Oregon is well known for rain. The truth though is that Portland gets no more rain than some other American cities. (For example, Atlanta, Boston, Houston, Philadelphia and Washington DC all receive more rain on annual basis... plus more snow!) Summers in Portland are almost guaranteed to have perfect crystal clear skies and warm temperatures. Humidity is rare here. Fall is another great time to visit but by late October, the winter rains will start in earnest and continue through late spring. Summer begins July 5th! Snow is rare on the valley floor and temps usually don't dip below freezing for more than 20 days a year, but there can be "Arctic blasts" which bring very cold conditions.
The city is nationally reputed for its livability and environmentally friendly attitude. Streets are bike and pedestrian friendly. Mass transit systems rank amongst the best in the country. Residents are generally laid-back and outwardly friendly, though often private and individualistic. Visitors are immediately drawn to the beauty of the place, both the cityscape and the surrounding landscape. Can you say clean and green?
Portland has long been known as a pioneer of micro-brewing, reportedly having more micro-breweries than any other city outside of Germany. Several beer festivals occur from June through September.
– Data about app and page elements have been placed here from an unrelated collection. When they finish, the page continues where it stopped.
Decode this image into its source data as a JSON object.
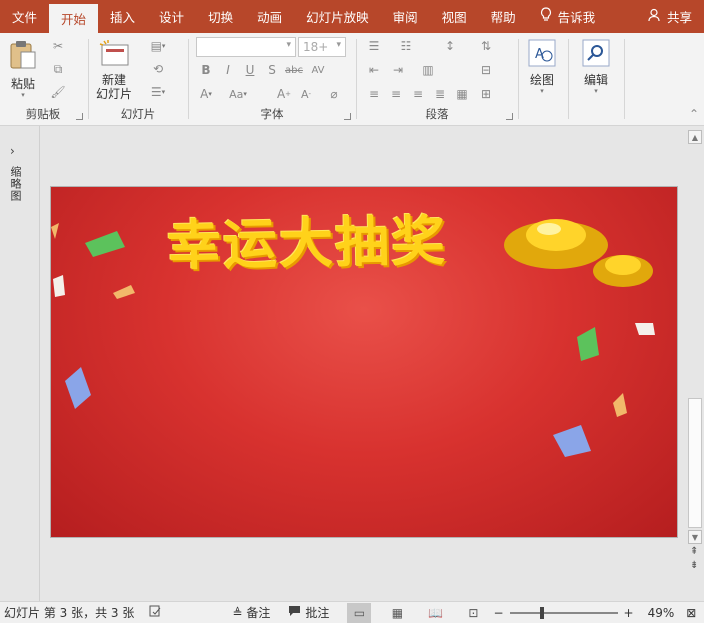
{
  "tabs": [
    "文件",
    "开始",
    "插入",
    "设计",
    "切换",
    "动画",
    "幻灯片放映",
    "审阅",
    "视图",
    "帮助"
  ],
  "active_tab": "开始",
  "tell_me": "告诉我",
  "share": "共享",
  "ribbon": {
    "clipboard": {
      "paste_label": "粘贴",
      "group_label": "剪贴板"
    },
    "slides": {
      "new_slide_label": "新建\n幻灯片",
      "group_label": "幻灯片"
    },
    "font": {
      "size_value": "18+",
      "group_label": "字体"
    },
    "paragraph": {
      "group_label": "段落"
    },
    "drawing": {
      "label": "绘图"
    },
    "editing": {
      "label": "编辑"
    }
  },
  "left_pane": {
    "label": "缩略图"
  },
  "slide": {
    "title": "幸运大抽奖"
  },
  "status_bar": {
    "slide_info": "幻灯片 第 3 张，共 3 张",
    "notes": "备注",
    "comments": "批注",
    "zoom": "49%"
  },
  "colors": {
    "accent": "#b7472a",
    "slide_red": "#d8322f",
    "title_gold": "#ffd21a"
  }
}
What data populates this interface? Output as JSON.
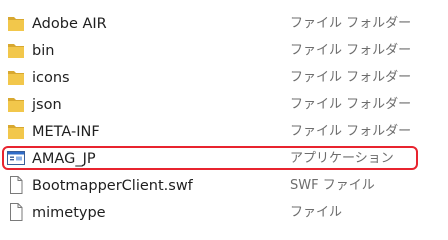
{
  "colors": {
    "folder": "#f2c74b",
    "folder_dark": "#d8a830",
    "app_icon_border": "#3a5f98",
    "app_icon_bar": "#2f6cc9",
    "highlight": "#e8242f",
    "type_text": "#6d6d6d"
  },
  "files": [
    {
      "name": "Adobe AIR",
      "type": "ファイル フォルダー",
      "icon": "folder-icon"
    },
    {
      "name": "bin",
      "type": "ファイル フォルダー",
      "icon": "folder-icon"
    },
    {
      "name": "icons",
      "type": "ファイル フォルダー",
      "icon": "folder-icon"
    },
    {
      "name": "json",
      "type": "ファイル フォルダー",
      "icon": "folder-icon"
    },
    {
      "name": "META-INF",
      "type": "ファイル フォルダー",
      "icon": "folder-icon"
    },
    {
      "name": "AMAG_JP",
      "type": "アプリケーション",
      "icon": "application-icon",
      "highlighted": true
    },
    {
      "name": "BootmapperClient.swf",
      "type": "SWF ファイル",
      "icon": "file-icon"
    },
    {
      "name": "mimetype",
      "type": "ファイル",
      "icon": "file-icon"
    }
  ]
}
The largest are the Brews & BBQs in McMinnville, the Oregon Brewers Fest in Portland, the Blues Festival in Portland over the 4th of July, Bones and Brew in Portland in August and Oktoberfest in Mt.Angel in September.
If your taste tends more to wine, Portland has that too. Less than a hour's drive south into the Willamette Valley is a pinot noir region that rivals Burgundy in France. The evidence is in the growing number of relatively small wineries producing wines that are quickly gaining world-wide recognition and acclaim. The Dundee Hills are not Napa nor France, but Oregon's unique spin on wine. Visit estate wineries where you can taste the wine in the same building where it was made, surrounded by the vines that grew the grapes...and have it served to you by the winemaker. It's an experience unlike any other.
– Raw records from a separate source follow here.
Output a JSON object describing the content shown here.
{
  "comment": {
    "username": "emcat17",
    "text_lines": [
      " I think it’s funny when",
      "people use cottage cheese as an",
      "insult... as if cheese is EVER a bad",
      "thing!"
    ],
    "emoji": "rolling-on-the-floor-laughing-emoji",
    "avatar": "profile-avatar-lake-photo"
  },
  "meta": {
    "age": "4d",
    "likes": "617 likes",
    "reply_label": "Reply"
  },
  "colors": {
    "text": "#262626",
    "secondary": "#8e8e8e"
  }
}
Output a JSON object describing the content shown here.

If you don't like the outdoors, beautiful scenery, good to great food, beer, wine, and a comparatively relaxed pace of living, maybe you shouldn't visit Portland. But if you do find yourself here without anything else to do, you might consider:
The International Rose Test Gardens in Washington Park;
The Japanese Gardens, near Washington Park;
Classical Chinese Gardens in downtown;
Pittock Mansion in the NW hills;
Oregon Museum of Science and Industry ("OMSI") on the east bank of the Willamette River;
or any of the several other local museums and/or galleries.
And if all else fails, shopping is always an option. There is no state sales tax in Oregon.
The photograph below is Multnomah Falls in the Columbia River Gorge.
The photograph below is of Silver Falls State Park, outside of Salem.